» Task instructions
Within the records below, find each line with the word "logo" and copy it out.

» Stored data
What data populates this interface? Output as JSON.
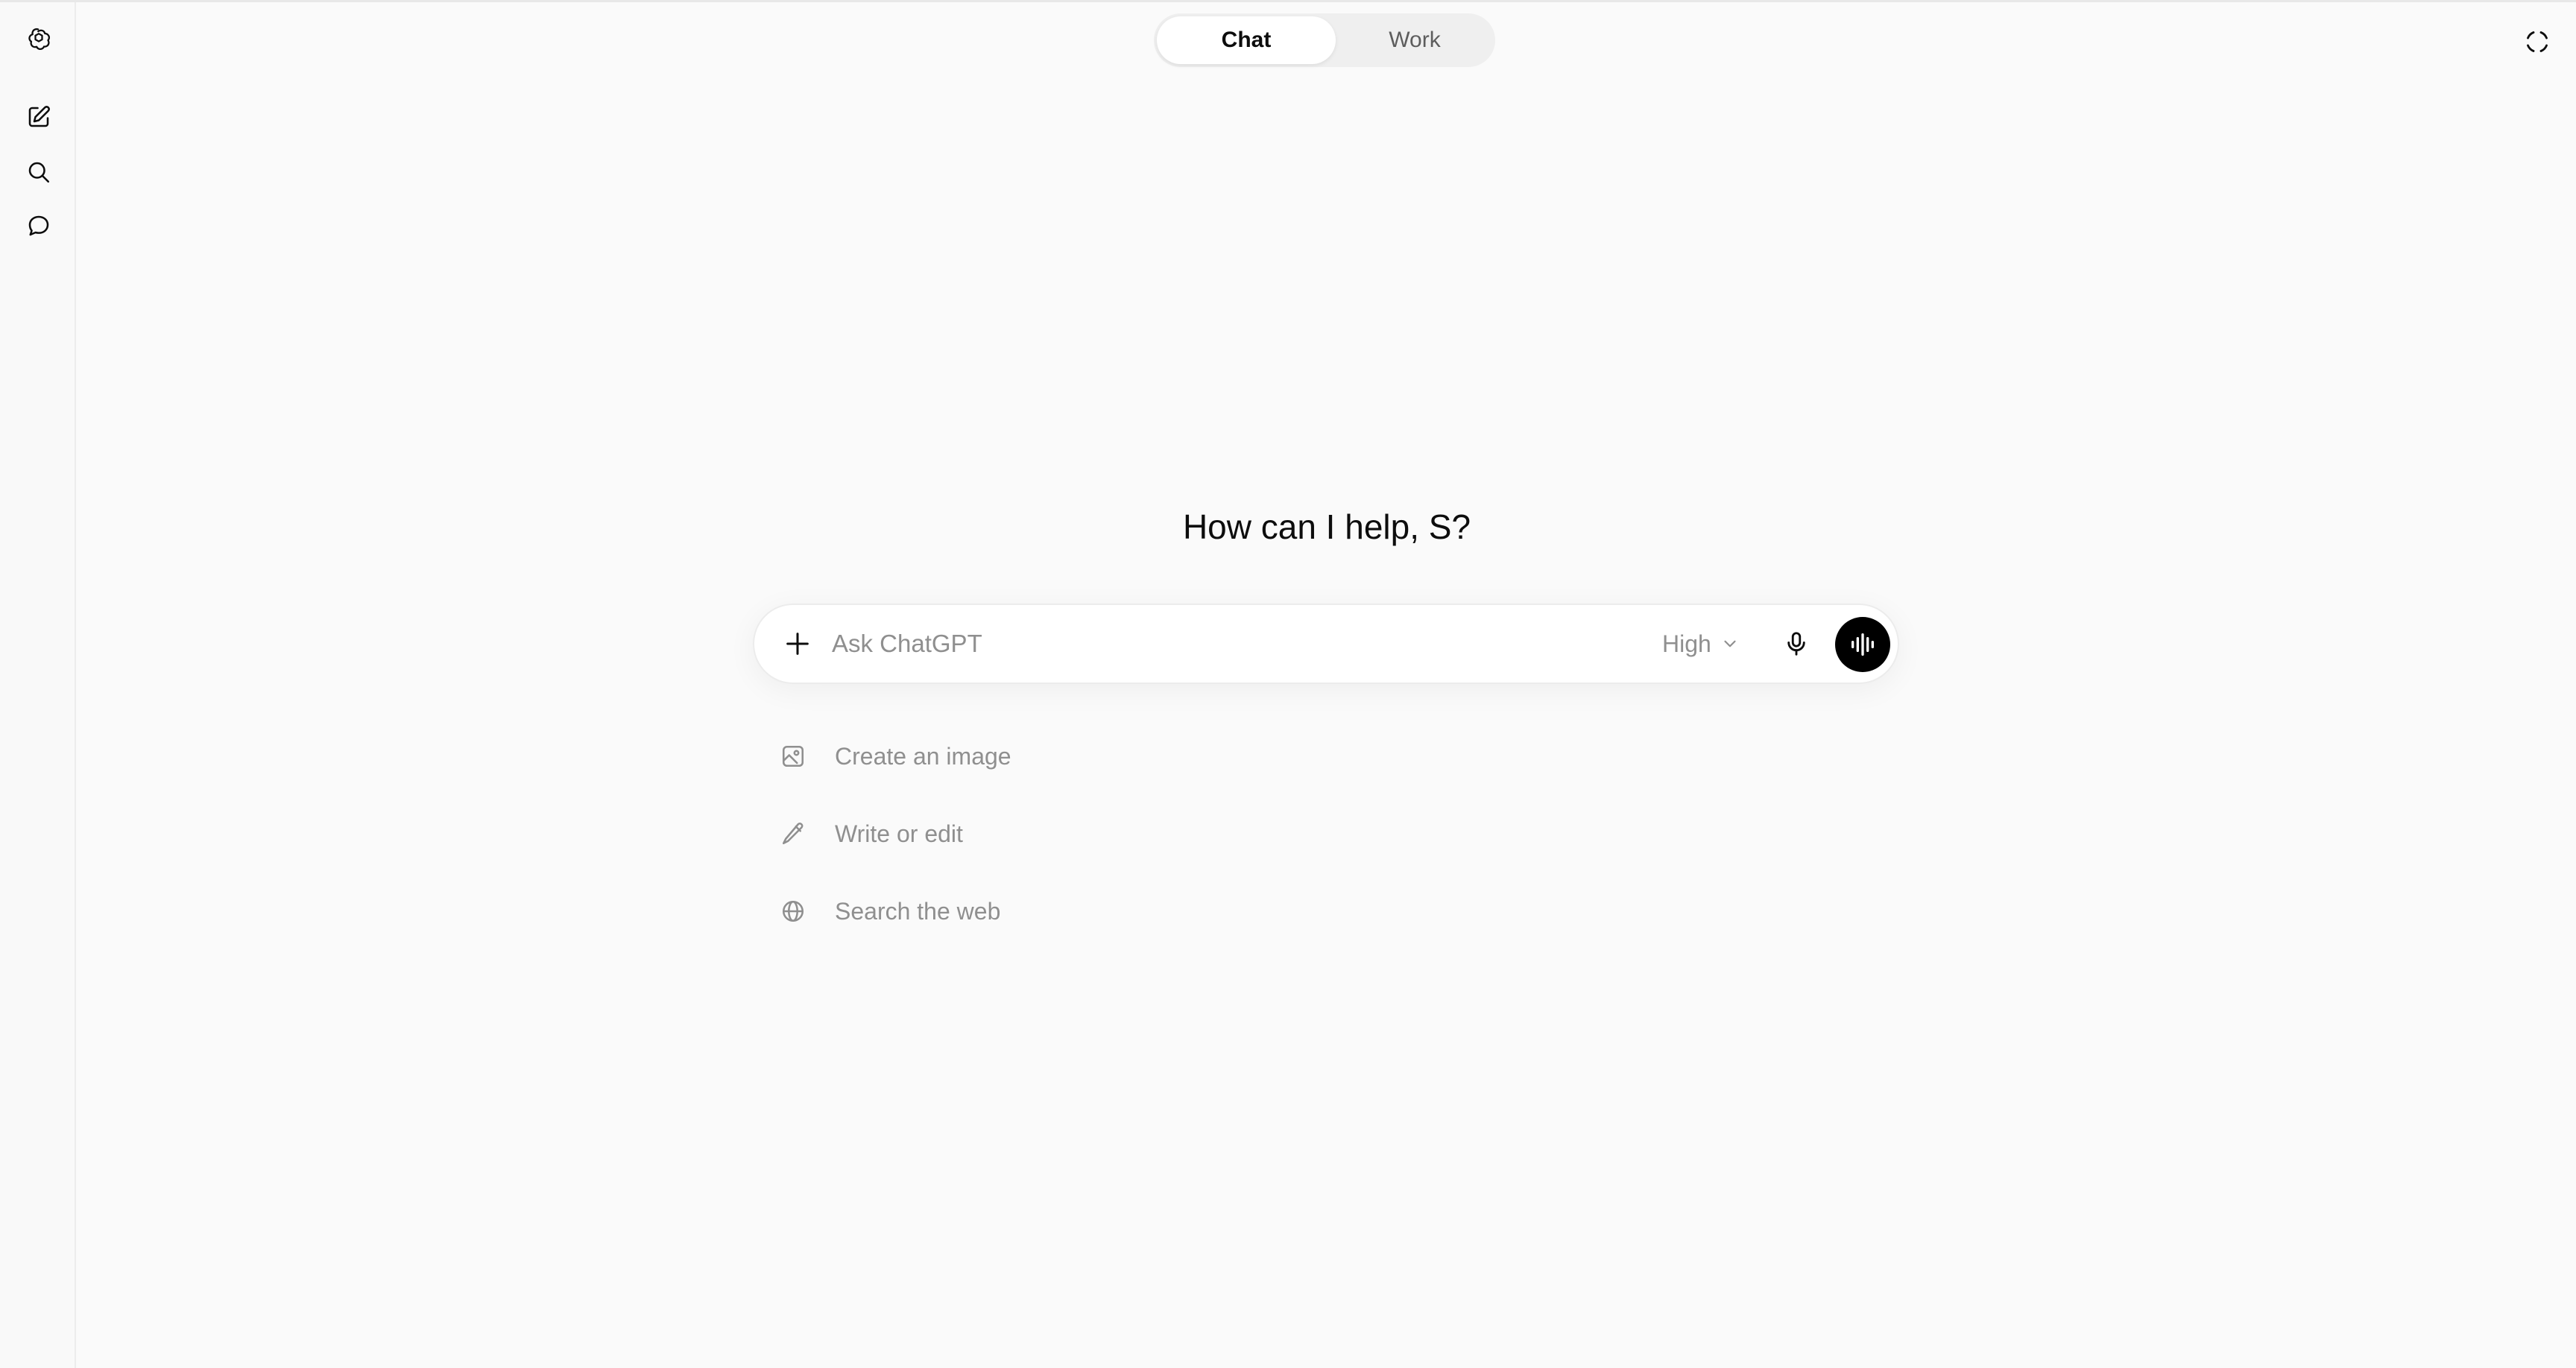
{
  "sidebar": {
    "items": [
      {
        "icon": "logo-icon"
      },
      {
        "icon": "new-chat-icon"
      },
      {
        "icon": "search-icon"
      },
      {
        "icon": "chat-bubble-icon"
      }
    ]
  },
  "header": {
    "tabs": [
      {
        "label": "Chat",
        "active": true
      },
      {
        "label": "Work",
        "active": false
      }
    ],
    "corner_icon": "temporary-chat-icon"
  },
  "main": {
    "greeting": "How can I help, S?",
    "composer": {
      "placeholder": "Ask ChatGPT",
      "value": "",
      "model_level": "High"
    },
    "suggestions": [
      {
        "label": "Create an image",
        "icon": "image-icon"
      },
      {
        "label": "Write or edit",
        "icon": "pencil-icon"
      },
      {
        "label": "Search the web",
        "icon": "globe-icon"
      }
    ]
  },
  "colors": {
    "background": "#fafafa",
    "voice_button": "#000000",
    "muted_text": "#8f8f8f"
  }
}
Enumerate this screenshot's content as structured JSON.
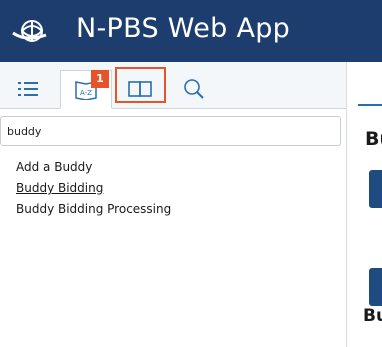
{
  "header": {
    "app_title": "N-PBS Web App",
    "logo_icon": "globe-logo-icon",
    "background_color": "#1c3d6e"
  },
  "help_panel": {
    "tabs": [
      {
        "name": "contents",
        "icon": "list-icon",
        "active": false
      },
      {
        "name": "index",
        "icon": "a-z-index-icon",
        "icon_text": "A-Z",
        "active": true
      },
      {
        "name": "glossary",
        "icon": "open-book-icon",
        "active": false,
        "highlighted": true
      },
      {
        "name": "search",
        "icon": "magnifier-icon",
        "active": false
      }
    ],
    "callout_badge": "1",
    "search": {
      "value": "buddy",
      "placeholder": ""
    },
    "results": [
      {
        "label": "Add a Buddy",
        "underlined": false
      },
      {
        "label": "Buddy Bidding",
        "underlined": true
      },
      {
        "label": "Buddy Bidding Processing",
        "underlined": false
      }
    ]
  },
  "content_area": {
    "heading_fragment": "Bu",
    "heading2_fragment": "Bu"
  },
  "colors": {
    "accent_orange": "#e8542a",
    "brand_navy": "#1c3d6e",
    "button_blue": "#1f4c80"
  }
}
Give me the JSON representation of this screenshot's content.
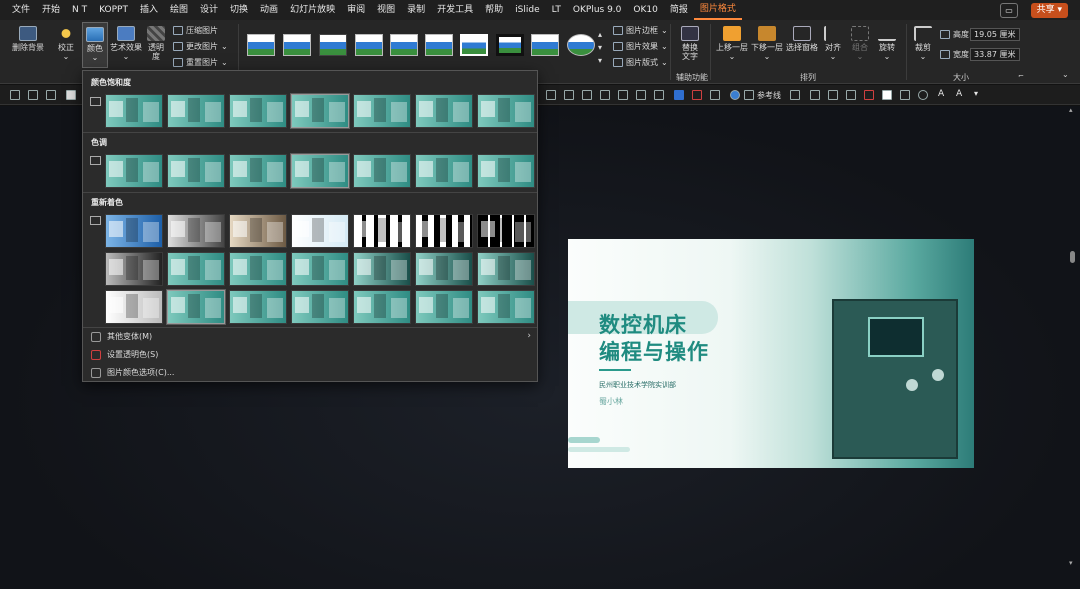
{
  "menu": [
    "文件",
    "开始",
    "N T",
    "KOPPT",
    "插入",
    "绘图",
    "设计",
    "切换",
    "动画",
    "幻灯片放映",
    "审阅",
    "视图",
    "录制",
    "开发工具",
    "帮助",
    "iSlide",
    "LT",
    "OKPlus 9.0",
    "OK10",
    "简报",
    "图片格式"
  ],
  "menu_active_index": 20,
  "share_label": "共享",
  "ribbon": {
    "remove_bg": "删除背景",
    "correct": "校正",
    "color": "颜色",
    "artistic": "艺术效果",
    "transparency_1": "透明",
    "transparency_2": "度",
    "compress": "压缩图片",
    "change_pic": "更改图片",
    "reset_pic": "重置图片",
    "pic_border": "图片边框",
    "pic_effect": "图片效果",
    "pic_layout": "图片版式",
    "alt_text_1": "替换",
    "alt_text_2": "文字",
    "accessibility": "辅助功能",
    "bring_forward": "上移一层",
    "send_backward": "下移一层",
    "select_pane": "选择窗格",
    "align": "对齐",
    "group": "组合",
    "rotate": "旋转",
    "arrange": "排列",
    "crop": "裁剪",
    "height_label": "高度:",
    "height_value": "19.05 厘米",
    "width_label": "宽度:",
    "width_value": "33.87 厘米",
    "size": "大小"
  },
  "toolbar2": {
    "guides": "参考线"
  },
  "dropdown": {
    "section_saturation": "颜色饱和度",
    "section_tone": "色调",
    "section_recolor": "重新着色",
    "more_variants": "其他变体(M)",
    "set_transparent": "设置透明色(S)",
    "color_options": "图片颜色选项(C)..."
  },
  "slide": {
    "title_line1": "数控机床",
    "title_line2": "编程与操作",
    "org": "民州职业技术学院实训部",
    "author": "蜀小林"
  },
  "colors": {
    "accent": "#ff8a3d",
    "teal": "#1f8b80",
    "bg": "#121212"
  }
}
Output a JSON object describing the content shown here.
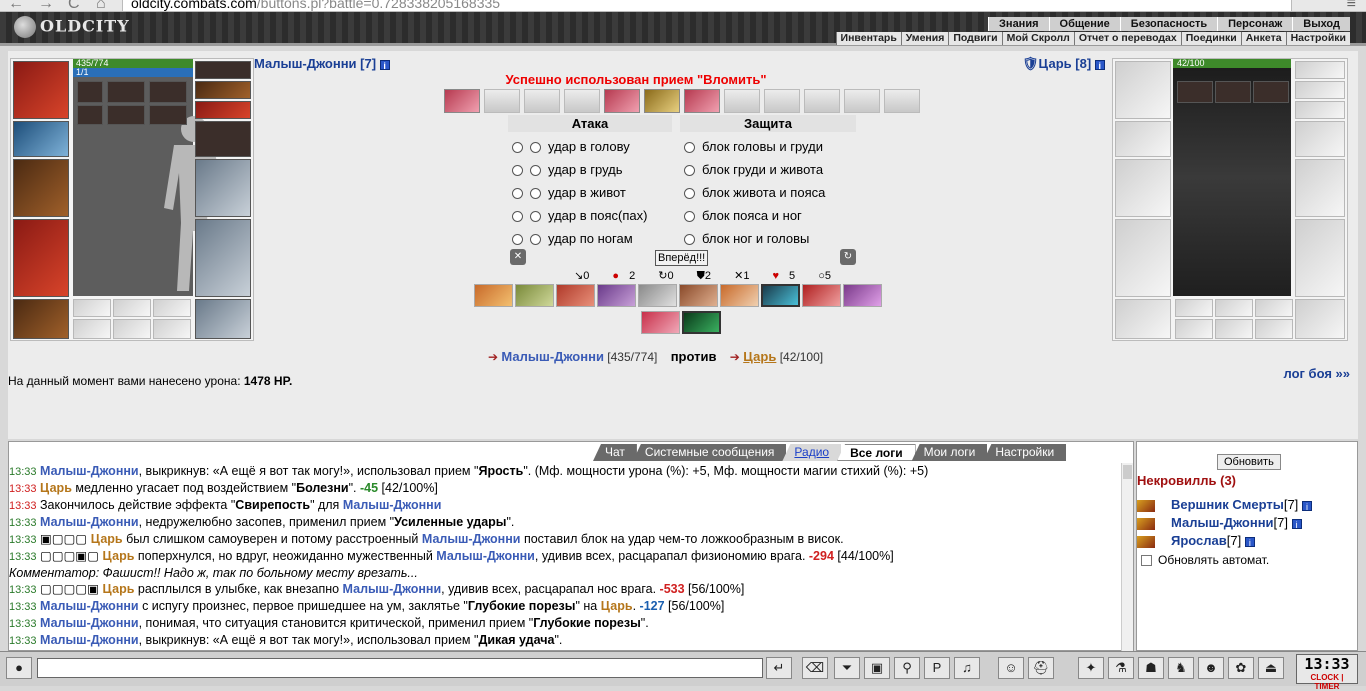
{
  "browser": {
    "host": "oldcity.combats.com",
    "path": "/buttons.pl?battle=0.728338205168335"
  },
  "header": {
    "logo": "OLDCITY",
    "topnav": [
      "Знания",
      "Общение",
      "Безопасность",
      "Персонаж",
      "Выход"
    ],
    "subnav": [
      "Инвентарь",
      "Умения",
      "Подвиги",
      "Мой Скролл",
      "Отчет о переводах",
      "Поединки",
      "Анкета",
      "Настройки"
    ]
  },
  "player": {
    "name": "Малыш-Джонни [7]",
    "hp": "435/774",
    "mp": "1/1"
  },
  "enemy": {
    "name": "Царь [8]",
    "hp": "42/100"
  },
  "battle": {
    "success_msg": "Успешно использован прием \"Вломить\"",
    "attack_header": "Атака",
    "defense_header": "Защита",
    "attacks": [
      "удар в голову",
      "удар в грудь",
      "удар в живот",
      "удар в пояс(пах)",
      "удар по ногам"
    ],
    "blocks": [
      "блок головы и груди",
      "блок груди и живота",
      "блок живота и пояса",
      "блок пояса и ног",
      "блок ног и головы"
    ],
    "forward_btn": "Вперёд!!!",
    "counters": [
      "0",
      "2",
      "0",
      "2",
      "1",
      "5",
      "5"
    ],
    "vs_player": "Малыш-Джонни",
    "vs_player_hp": "[435/774]",
    "vs_word": "против",
    "vs_enemy": "Царь",
    "vs_enemy_hp": "[42/100]",
    "damage_text": "На данный момент вами нанесено урона:",
    "damage_value": "1478 HP.",
    "battle_log_link": "лог боя »»"
  },
  "chat": {
    "tabs": [
      "Чат",
      "Системные сообщения",
      "Радио",
      "Все логи",
      "Мои логи",
      "Настройки"
    ],
    "active_tab": "Все логи"
  },
  "online": {
    "refresh_btn": "Обновить",
    "room": "Некровилль (3)",
    "users": [
      {
        "name": "Вершник Смерты",
        "level": "[7]"
      },
      {
        "name": "Малыш-Джонни",
        "level": "[7]"
      },
      {
        "name": "Ярослав",
        "level": "[7]"
      }
    ],
    "auto_refresh": "Обновлять автомат."
  },
  "clock": {
    "time": "13:33",
    "label_clock": "CLOCK",
    "label_timer": "TIMER"
  }
}
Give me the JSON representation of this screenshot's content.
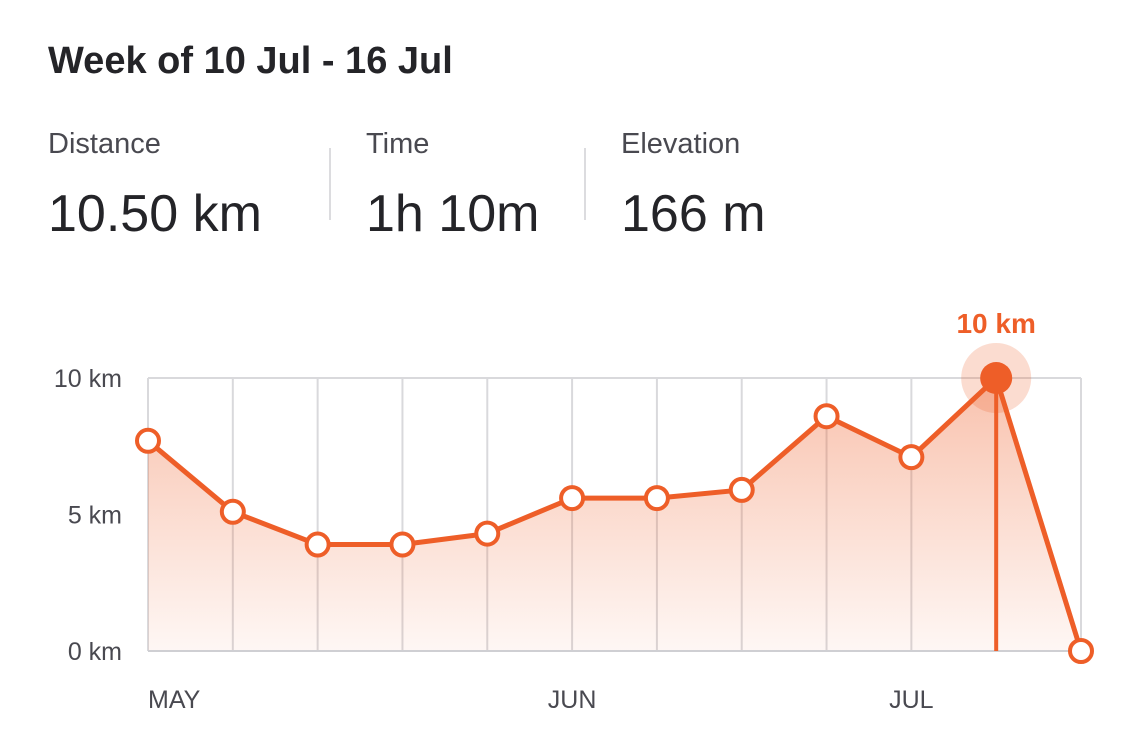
{
  "header": {
    "title": "Week of 10 Jul - 16 Jul"
  },
  "stats": [
    {
      "label": "Distance",
      "value": "10.50 km"
    },
    {
      "label": "Time",
      "value": "1h 10m"
    },
    {
      "label": "Elevation",
      "value": "166 m"
    }
  ],
  "colors": {
    "accent": "#ee5e28",
    "grid": "#d9d9dc",
    "text": "#242428",
    "muted": "#494950"
  },
  "chart_data": {
    "type": "area",
    "title": "",
    "xlabel": "",
    "ylabel": "",
    "ylim": [
      0,
      10
    ],
    "y_ticks": [
      {
        "value": 0,
        "label": "0 km"
      },
      {
        "value": 5,
        "label": "5 km"
      },
      {
        "value": 10,
        "label": "10 km"
      }
    ],
    "x_tick_labels": [
      {
        "index": 0,
        "label": "MAY"
      },
      {
        "index": 5,
        "label": "JUN"
      },
      {
        "index": 9,
        "label": "JUL"
      }
    ],
    "grid": true,
    "series": [
      {
        "unit": "km",
        "values": [
          7.7,
          5.1,
          3.9,
          3.9,
          4.3,
          5.6,
          5.6,
          5.9,
          8.6,
          7.1,
          10.0,
          0.0
        ]
      }
    ],
    "highlight": {
      "index": 10,
      "label": "10 km"
    }
  }
}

» Solution to the problem
        "icon": "logo-icon"
    "logo_icon": "globe-logo-icon",
    "logo": "OLDCITY",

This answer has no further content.